In retrospect, he could have boasted that such “limitations” actually improved on his considerable talent for lighting, as they had helped Leonardo and Rembrandt in their art.

We may not set out to create a masterpiece on the order of da Vinci, but we are trying to create images that will connect with our audience from their two-dimensional screens. In this effort, the shading techniques of the old masters are there for us to use in the contrasting brushstrokes of light and shadow.

If All the World's a Stage, I Want Better Lighting
Most of the lighting that we do in studios and on location is designed to create a plausible place that we might find around the corner: Realistic, but enhanced to look good on camera. Interesting enough to hold the audience, without distracting it. At a minimum, we need to provide enough illumination for the cameras to “see.”

Rembrandt

Rembrandt van Rijn, Self-Portrait Leaning on a Stone Sill 1639, from the Rosenwald Collection (Image credit: Rosenwald Collection)

Going further, we can create lighting that establishes the appropriate setting and mood. And, of course, render the faces of the actors/participants in pleasing and appropriate ways. 

Once again, the fundamental tools of light and shadow build all of that. Whether we call it chiaroscuro or modeling, it describes the same thing. Three-Point-Lighting is an offshoot with the same goal. It’s the creation of contrasting layers to define shape and impart a sense of depth. 

Modeled Lighting Reveals Form
One of the reasons that I’m writing about lighting within an historical context is to open a conversation that goes beyond hardware. Lighting is more than just turning on lights. It’s the creation of plausible spaces out of two-dimensional screens that represent the fleshed-out world of three dimensions.

With the production changes brought about by the pandemic, we seem to have stumbled into a period where haphazard illumination and ring-lights are deemed “good enough for TV.”

It shouldn’t be. 

Special guests and regular on-air contributors may be reporting from home, but they’re not in the trenches. Elevating the quality of those shots is an easy reach. And while every location doesn’t have to aspire to the level of great art, we can at least make pleasing images that permit people to tell their tales without the distraction of indiscriminate lighting and confusing shadows. 

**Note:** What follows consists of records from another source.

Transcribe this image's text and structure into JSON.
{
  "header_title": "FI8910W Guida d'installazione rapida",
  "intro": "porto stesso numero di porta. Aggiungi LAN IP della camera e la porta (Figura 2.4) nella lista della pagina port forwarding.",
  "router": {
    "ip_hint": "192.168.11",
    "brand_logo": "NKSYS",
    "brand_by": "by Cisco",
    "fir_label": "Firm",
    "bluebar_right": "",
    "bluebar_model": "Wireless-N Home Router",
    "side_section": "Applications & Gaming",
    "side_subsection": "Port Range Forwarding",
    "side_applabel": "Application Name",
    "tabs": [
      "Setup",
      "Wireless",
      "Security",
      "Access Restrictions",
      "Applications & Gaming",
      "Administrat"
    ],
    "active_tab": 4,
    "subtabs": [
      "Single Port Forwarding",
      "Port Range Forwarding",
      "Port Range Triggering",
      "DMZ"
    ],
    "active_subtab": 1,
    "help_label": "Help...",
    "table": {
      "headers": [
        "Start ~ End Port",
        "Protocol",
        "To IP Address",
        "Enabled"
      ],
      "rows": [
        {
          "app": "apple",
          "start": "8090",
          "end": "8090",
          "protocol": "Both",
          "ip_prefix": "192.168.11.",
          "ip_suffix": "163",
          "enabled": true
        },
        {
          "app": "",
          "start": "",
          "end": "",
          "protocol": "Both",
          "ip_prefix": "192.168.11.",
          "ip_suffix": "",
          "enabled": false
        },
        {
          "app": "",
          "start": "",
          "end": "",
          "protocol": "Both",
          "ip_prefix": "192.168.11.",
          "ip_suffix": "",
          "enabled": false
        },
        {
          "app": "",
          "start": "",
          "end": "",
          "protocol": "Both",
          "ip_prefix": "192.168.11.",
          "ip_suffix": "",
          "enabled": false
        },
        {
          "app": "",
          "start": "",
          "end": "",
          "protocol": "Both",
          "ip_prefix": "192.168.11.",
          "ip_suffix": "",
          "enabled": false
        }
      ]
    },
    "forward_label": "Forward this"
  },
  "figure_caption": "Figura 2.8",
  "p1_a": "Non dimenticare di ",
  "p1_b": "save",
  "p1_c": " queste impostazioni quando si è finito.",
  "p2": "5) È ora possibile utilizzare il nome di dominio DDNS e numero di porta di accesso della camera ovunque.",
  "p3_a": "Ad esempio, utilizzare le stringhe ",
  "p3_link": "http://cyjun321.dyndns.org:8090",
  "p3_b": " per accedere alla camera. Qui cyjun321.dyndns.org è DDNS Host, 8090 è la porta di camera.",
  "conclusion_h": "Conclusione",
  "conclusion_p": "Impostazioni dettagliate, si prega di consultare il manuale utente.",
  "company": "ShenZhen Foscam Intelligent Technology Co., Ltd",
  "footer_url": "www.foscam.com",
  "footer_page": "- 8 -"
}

Toward that end, I hope you’ll join me in future columns as we look at ways to present your shows in a better light. 

Bruce Aleksander
Bruce Aleksander

Bruce Aleksander is a lighting designer accomplished in multi-camera Television Production with distinguished awards in Lighting Design and videography. Adept and well-organized to deliver a multi-disciplined approach, yielding creative solutions to difficult problems.